Activity |
Down to the last line, reproduce the data that follows, but skip the pictures.

-------- Entries supplied --------

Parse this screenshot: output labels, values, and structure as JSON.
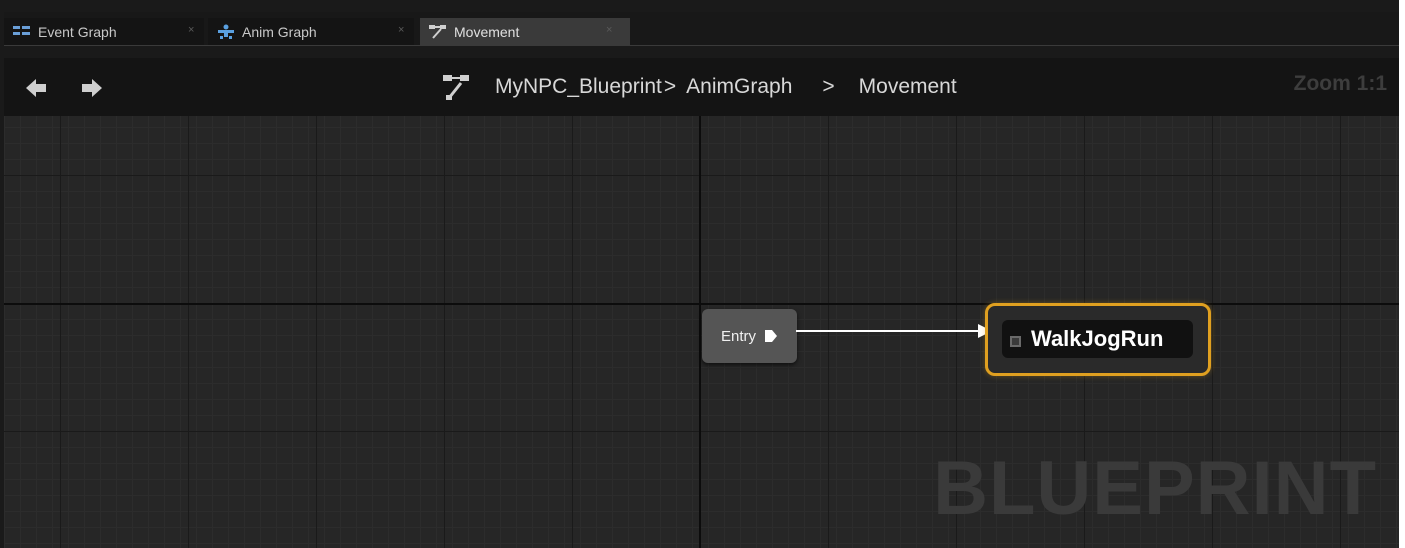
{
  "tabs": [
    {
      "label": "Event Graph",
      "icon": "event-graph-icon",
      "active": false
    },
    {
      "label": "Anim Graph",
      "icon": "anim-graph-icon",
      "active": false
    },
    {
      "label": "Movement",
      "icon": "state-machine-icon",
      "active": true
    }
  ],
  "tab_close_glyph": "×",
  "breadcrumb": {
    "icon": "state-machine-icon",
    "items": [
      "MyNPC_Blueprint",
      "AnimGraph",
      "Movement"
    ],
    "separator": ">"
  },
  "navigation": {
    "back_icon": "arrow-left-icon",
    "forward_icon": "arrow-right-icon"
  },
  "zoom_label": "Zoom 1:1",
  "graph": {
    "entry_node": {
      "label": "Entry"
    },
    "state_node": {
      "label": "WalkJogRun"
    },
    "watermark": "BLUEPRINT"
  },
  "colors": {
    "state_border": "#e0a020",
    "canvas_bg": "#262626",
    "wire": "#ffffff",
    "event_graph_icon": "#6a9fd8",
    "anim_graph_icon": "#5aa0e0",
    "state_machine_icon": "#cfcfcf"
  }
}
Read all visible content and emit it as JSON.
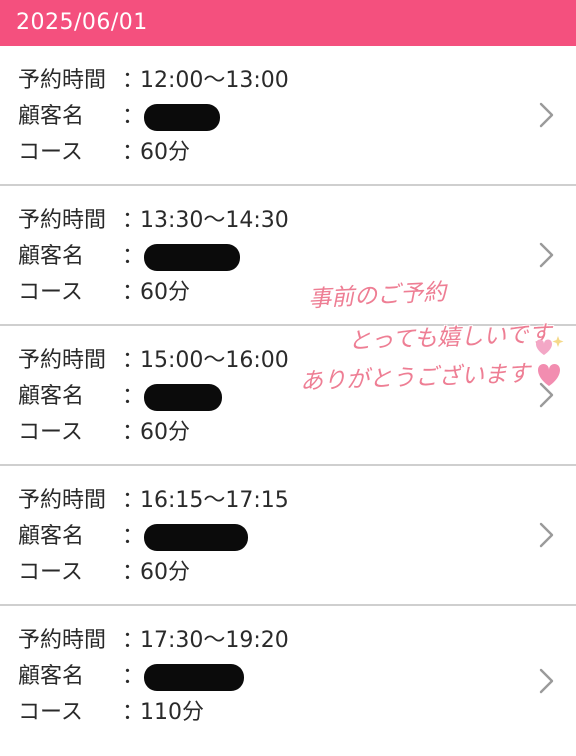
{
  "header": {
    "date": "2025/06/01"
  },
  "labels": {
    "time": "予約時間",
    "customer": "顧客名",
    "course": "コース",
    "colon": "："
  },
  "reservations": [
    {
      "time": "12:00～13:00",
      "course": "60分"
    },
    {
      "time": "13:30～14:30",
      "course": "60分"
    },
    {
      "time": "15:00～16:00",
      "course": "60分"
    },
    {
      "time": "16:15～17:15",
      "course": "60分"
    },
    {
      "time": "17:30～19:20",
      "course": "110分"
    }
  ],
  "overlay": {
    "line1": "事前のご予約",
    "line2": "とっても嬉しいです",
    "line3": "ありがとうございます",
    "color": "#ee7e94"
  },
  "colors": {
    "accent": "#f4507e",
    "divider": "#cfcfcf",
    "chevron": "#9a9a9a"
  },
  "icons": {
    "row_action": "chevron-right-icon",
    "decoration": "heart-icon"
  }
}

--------

Finished exercise |
Parse this screenshot: output labels, values, and structure as JSON.
{
  "tabs": [
    {
      "label": "Event Graph",
      "icon": "event-graph-icon",
      "active": false
    },
    {
      "label": "Anim Graph",
      "icon": "anim-graph-icon",
      "active": false
    },
    {
      "label": "Movement",
      "icon": "state-machine-icon",
      "active": true
    }
  ],
  "tab_close_glyph": "×",
  "breadcrumb": {
    "icon": "state-machine-icon",
    "items": [
      "MyNPC_Blueprint",
      "AnimGraph",
      "Movement"
    ],
    "separator": ">"
  },
  "navigation": {
    "back_icon": "arrow-left-icon",
    "forward_icon": "arrow-right-icon"
  },
  "zoom_label": "Zoom 1:1",
  "graph": {
    "entry_node": {
      "label": "Entry"
    },
    "state_node": {
      "label": "WalkJogRun"
    },
    "watermark": "BLUEPRINT"
  },
  "colors": {
    "state_border": "#e0a020",
    "canvas_bg": "#262626",
    "wire": "#ffffff",
    "event_graph_icon": "#6a9fd8",
    "anim_graph_icon": "#5aa0e0",
    "state_machine_icon": "#cfcfcf"
  }
}
Read all visible content and emit it as JSON.
{
  "header": {
    "date": "2025/06/01"
  },
  "labels": {
    "time": "予約時間",
    "customer": "顧客名",
    "course": "コース",
    "colon": "："
  },
  "reservations": [
    {
      "time": "12:00～13:00",
      "course": "60分"
    },
    {
      "time": "13:30～14:30",
      "course": "60分"
    },
    {
      "time": "15:00～16:00",
      "course": "60分"
    },
    {
      "time": "16:15～17:15",
      "course": "60分"
    },
    {
      "time": "17:30～19:20",
      "course": "110分"
    }
  ],
  "overlay": {
    "line1": "事前のご予約",
    "line2": "とっても嬉しいです",
    "line3": "ありがとうございます",
    "color": "#ee7e94"
  },
  "colors": {
    "accent": "#f4507e",
    "divider": "#cfcfcf",
    "chevron": "#9a9a9a"
  },
  "icons": {
    "row_action": "chevron-right-icon",
    "decoration": "heart-icon"
  }
}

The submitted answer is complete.